Data about app and page elements:
%%

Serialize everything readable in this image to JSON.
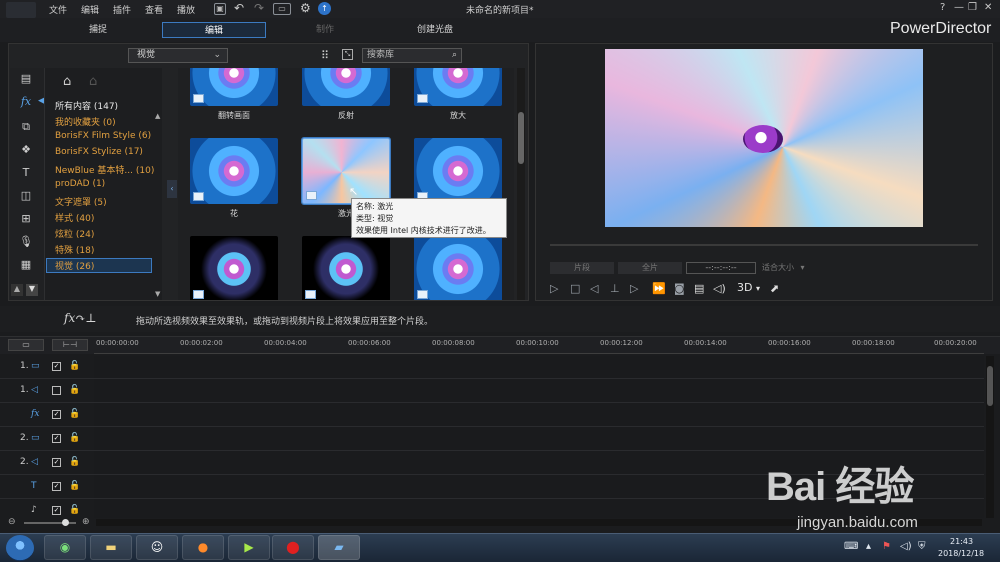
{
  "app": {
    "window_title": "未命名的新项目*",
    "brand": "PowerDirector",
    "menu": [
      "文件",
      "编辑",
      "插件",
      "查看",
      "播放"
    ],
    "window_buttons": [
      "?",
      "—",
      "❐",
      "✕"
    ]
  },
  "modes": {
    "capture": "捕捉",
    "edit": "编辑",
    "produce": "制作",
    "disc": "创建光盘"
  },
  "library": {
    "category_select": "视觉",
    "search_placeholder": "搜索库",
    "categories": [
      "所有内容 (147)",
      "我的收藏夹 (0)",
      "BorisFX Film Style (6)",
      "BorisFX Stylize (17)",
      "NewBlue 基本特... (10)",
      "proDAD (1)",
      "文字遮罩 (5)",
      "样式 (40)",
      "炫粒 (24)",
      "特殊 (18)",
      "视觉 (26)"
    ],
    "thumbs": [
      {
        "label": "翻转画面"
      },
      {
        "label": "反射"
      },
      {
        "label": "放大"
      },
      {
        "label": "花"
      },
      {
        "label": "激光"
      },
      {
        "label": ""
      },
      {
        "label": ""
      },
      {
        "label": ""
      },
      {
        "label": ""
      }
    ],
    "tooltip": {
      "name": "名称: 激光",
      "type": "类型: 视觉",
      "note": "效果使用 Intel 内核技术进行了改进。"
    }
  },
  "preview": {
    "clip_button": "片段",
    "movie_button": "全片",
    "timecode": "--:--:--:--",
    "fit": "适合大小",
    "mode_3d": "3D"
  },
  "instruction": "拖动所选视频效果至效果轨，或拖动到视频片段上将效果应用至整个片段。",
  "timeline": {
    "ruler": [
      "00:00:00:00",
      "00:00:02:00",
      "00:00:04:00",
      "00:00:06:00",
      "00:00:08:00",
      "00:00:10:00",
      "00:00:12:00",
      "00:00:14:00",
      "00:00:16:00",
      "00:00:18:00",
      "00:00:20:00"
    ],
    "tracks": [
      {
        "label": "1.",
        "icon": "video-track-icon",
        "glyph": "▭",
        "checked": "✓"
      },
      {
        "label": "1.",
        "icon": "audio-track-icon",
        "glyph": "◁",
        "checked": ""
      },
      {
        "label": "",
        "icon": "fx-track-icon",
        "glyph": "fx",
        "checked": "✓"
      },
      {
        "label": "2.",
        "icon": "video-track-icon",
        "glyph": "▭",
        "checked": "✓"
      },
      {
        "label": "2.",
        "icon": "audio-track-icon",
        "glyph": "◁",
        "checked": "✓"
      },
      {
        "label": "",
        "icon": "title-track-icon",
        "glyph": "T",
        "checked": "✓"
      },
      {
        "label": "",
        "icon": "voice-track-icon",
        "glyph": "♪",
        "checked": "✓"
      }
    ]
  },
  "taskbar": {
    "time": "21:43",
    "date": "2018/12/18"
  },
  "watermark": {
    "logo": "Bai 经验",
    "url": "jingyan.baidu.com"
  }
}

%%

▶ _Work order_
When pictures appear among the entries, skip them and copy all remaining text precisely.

▶ _Exercise output_
Serialize everything readable in this image to JSON.
{
  "app": {
    "window_title": "未命名的新项目*",
    "brand": "PowerDirector",
    "menu": [
      "文件",
      "编辑",
      "插件",
      "查看",
      "播放"
    ],
    "window_buttons": [
      "?",
      "—",
      "❐",
      "✕"
    ]
  },
  "modes": {
    "capture": "捕捉",
    "edit": "编辑",
    "produce": "制作",
    "disc": "创建光盘"
  },
  "library": {
    "category_select": "视觉",
    "search_placeholder": "搜索库",
    "categories": [
      "所有内容 (147)",
      "我的收藏夹 (0)",
      "BorisFX Film Style (6)",
      "BorisFX Stylize (17)",
      "NewBlue 基本特... (10)",
      "proDAD (1)",
      "文字遮罩 (5)",
      "样式 (40)",
      "炫粒 (24)",
      "特殊 (18)",
      "视觉 (26)"
    ],
    "thumbs": [
      {
        "label": "翻转画面"
      },
      {
        "label": "反射"
      },
      {
        "label": "放大"
      },
      {
        "label": "花"
      },
      {
        "label": "激光"
      },
      {
        "label": ""
      },
      {
        "label": ""
      },
      {
        "label": ""
      },
      {
        "label": ""
      }
    ],
    "tooltip": {
      "name": "名称: 激光",
      "type": "类型: 视觉",
      "note": "效果使用 Intel 内核技术进行了改进。"
    }
  },
  "preview": {
    "clip_button": "片段",
    "movie_button": "全片",
    "timecode": "--:--:--:--",
    "fit": "适合大小",
    "mode_3d": "3D"
  },
  "instruction": "拖动所选视频效果至效果轨，或拖动到视频片段上将效果应用至整个片段。",
  "timeline": {
    "ruler": [
      "00:00:00:00",
      "00:00:02:00",
      "00:00:04:00",
      "00:00:06:00",
      "00:00:08:00",
      "00:00:10:00",
      "00:00:12:00",
      "00:00:14:00",
      "00:00:16:00",
      "00:00:18:00",
      "00:00:20:00"
    ],
    "tracks": [
      {
        "label": "1.",
        "icon": "video-track-icon",
        "glyph": "▭",
        "checked": "✓"
      },
      {
        "label": "1.",
        "icon": "audio-track-icon",
        "glyph": "◁",
        "checked": ""
      },
      {
        "label": "",
        "icon": "fx-track-icon",
        "glyph": "fx",
        "checked": "✓"
      },
      {
        "label": "2.",
        "icon": "video-track-icon",
        "glyph": "▭",
        "checked": "✓"
      },
      {
        "label": "2.",
        "icon": "audio-track-icon",
        "glyph": "◁",
        "checked": "✓"
      },
      {
        "label": "",
        "icon": "title-track-icon",
        "glyph": "T",
        "checked": "✓"
      },
      {
        "label": "",
        "icon": "voice-track-icon",
        "glyph": "♪",
        "checked": "✓"
      }
    ]
  },
  "taskbar": {
    "time": "21:43",
    "date": "2018/12/18"
  },
  "watermark": {
    "logo": "Bai 经验",
    "url": "jingyan.baidu.com"
  }
}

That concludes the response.